● **Provided records**:
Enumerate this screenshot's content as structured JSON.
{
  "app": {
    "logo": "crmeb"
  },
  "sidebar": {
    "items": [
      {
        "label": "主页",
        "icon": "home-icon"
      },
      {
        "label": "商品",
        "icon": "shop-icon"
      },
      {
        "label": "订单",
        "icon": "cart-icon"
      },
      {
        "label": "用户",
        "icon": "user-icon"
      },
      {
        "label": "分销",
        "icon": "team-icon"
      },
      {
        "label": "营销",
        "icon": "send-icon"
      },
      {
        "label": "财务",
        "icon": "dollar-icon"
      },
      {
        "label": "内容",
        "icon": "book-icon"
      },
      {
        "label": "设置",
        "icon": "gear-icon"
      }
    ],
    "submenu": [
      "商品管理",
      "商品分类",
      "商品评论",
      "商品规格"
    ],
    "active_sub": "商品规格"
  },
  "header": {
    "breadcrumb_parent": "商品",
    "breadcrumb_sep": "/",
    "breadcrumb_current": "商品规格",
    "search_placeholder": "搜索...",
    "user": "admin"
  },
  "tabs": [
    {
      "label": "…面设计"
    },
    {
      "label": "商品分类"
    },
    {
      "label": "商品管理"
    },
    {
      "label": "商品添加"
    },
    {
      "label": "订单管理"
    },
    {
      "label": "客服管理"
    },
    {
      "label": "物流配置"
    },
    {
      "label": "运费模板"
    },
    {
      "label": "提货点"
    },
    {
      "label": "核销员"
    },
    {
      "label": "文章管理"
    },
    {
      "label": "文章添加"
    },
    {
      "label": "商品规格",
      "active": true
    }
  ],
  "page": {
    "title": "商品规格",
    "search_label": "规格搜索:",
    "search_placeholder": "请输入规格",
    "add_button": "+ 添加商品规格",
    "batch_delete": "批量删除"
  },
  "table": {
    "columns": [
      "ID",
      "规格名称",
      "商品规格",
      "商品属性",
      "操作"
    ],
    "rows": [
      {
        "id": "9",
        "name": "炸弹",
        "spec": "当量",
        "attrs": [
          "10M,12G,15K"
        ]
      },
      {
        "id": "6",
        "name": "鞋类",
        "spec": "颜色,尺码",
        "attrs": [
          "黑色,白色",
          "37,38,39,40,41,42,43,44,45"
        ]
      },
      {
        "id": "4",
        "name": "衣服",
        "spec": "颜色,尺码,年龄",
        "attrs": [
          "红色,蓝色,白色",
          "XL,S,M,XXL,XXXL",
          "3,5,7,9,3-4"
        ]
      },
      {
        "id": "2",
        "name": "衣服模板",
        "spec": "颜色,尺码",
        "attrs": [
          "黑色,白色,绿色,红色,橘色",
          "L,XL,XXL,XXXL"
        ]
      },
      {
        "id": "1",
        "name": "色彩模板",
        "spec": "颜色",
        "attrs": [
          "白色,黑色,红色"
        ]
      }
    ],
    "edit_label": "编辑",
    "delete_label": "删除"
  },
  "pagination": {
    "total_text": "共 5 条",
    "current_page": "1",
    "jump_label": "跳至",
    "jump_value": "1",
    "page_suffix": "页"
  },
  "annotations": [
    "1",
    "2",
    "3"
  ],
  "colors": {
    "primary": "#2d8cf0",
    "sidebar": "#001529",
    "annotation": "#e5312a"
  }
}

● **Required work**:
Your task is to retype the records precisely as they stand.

● **Worked solution**:
Enumerate this screenshot's content as structured JSON.
{
  "app": {
    "logo": "crmeb"
  },
  "sidebar": {
    "items": [
      {
        "label": "主页",
        "icon": "home-icon"
      },
      {
        "label": "商品",
        "icon": "shop-icon"
      },
      {
        "label": "订单",
        "icon": "cart-icon"
      },
      {
        "label": "用户",
        "icon": "user-icon"
      },
      {
        "label": "分销",
        "icon": "team-icon"
      },
      {
        "label": "营销",
        "icon": "send-icon"
      },
      {
        "label": "财务",
        "icon": "dollar-icon"
      },
      {
        "label": "内容",
        "icon": "book-icon"
      },
      {
        "label": "设置",
        "icon": "gear-icon"
      }
    ],
    "submenu": [
      "商品管理",
      "商品分类",
      "商品评论",
      "商品规格"
    ],
    "active_sub": "商品规格"
  },
  "header": {
    "breadcrumb_parent": "商品",
    "breadcrumb_sep": "/",
    "breadcrumb_current": "商品规格",
    "search_placeholder": "搜索...",
    "user": "admin"
  },
  "tabs": [
    {
      "label": "…面设计"
    },
    {
      "label": "商品分类"
    },
    {
      "label": "商品管理"
    },
    {
      "label": "商品添加"
    },
    {
      "label": "订单管理"
    },
    {
      "label": "客服管理"
    },
    {
      "label": "物流配置"
    },
    {
      "label": "运费模板"
    },
    {
      "label": "提货点"
    },
    {
      "label": "核销员"
    },
    {
      "label": "文章管理"
    },
    {
      "label": "文章添加"
    },
    {
      "label": "商品规格",
      "active": true
    }
  ],
  "page": {
    "title": "商品规格",
    "search_label": "规格搜索:",
    "search_placeholder": "请输入规格",
    "add_button": "+ 添加商品规格",
    "batch_delete": "批量删除"
  },
  "table": {
    "columns": [
      "ID",
      "规格名称",
      "商品规格",
      "商品属性",
      "操作"
    ],
    "rows": [
      {
        "id": "9",
        "name": "炸弹",
        "spec": "当量",
        "attrs": [
          "10M,12G,15K"
        ]
      },
      {
        "id": "6",
        "name": "鞋类",
        "spec": "颜色,尺码",
        "attrs": [
          "黑色,白色",
          "37,38,39,40,41,42,43,44,45"
        ]
      },
      {
        "id": "4",
        "name": "衣服",
        "spec": "颜色,尺码,年龄",
        "attrs": [
          "红色,蓝色,白色",
          "XL,S,M,XXL,XXXL",
          "3,5,7,9,3-4"
        ]
      },
      {
        "id": "2",
        "name": "衣服模板",
        "spec": "颜色,尺码",
        "attrs": [
          "黑色,白色,绿色,红色,橘色",
          "L,XL,XXL,XXXL"
        ]
      },
      {
        "id": "1",
        "name": "色彩模板",
        "spec": "颜色",
        "attrs": [
          "白色,黑色,红色"
        ]
      }
    ],
    "edit_label": "编辑",
    "delete_label": "删除"
  },
  "pagination": {
    "total_text": "共 5 条",
    "current_page": "1",
    "jump_label": "跳至",
    "jump_value": "1",
    "page_suffix": "页"
  },
  "annotations": [
    "1",
    "2",
    "3"
  ],
  "colors": {
    "primary": "#2d8cf0",
    "sidebar": "#001529",
    "annotation": "#e5312a"
  }
}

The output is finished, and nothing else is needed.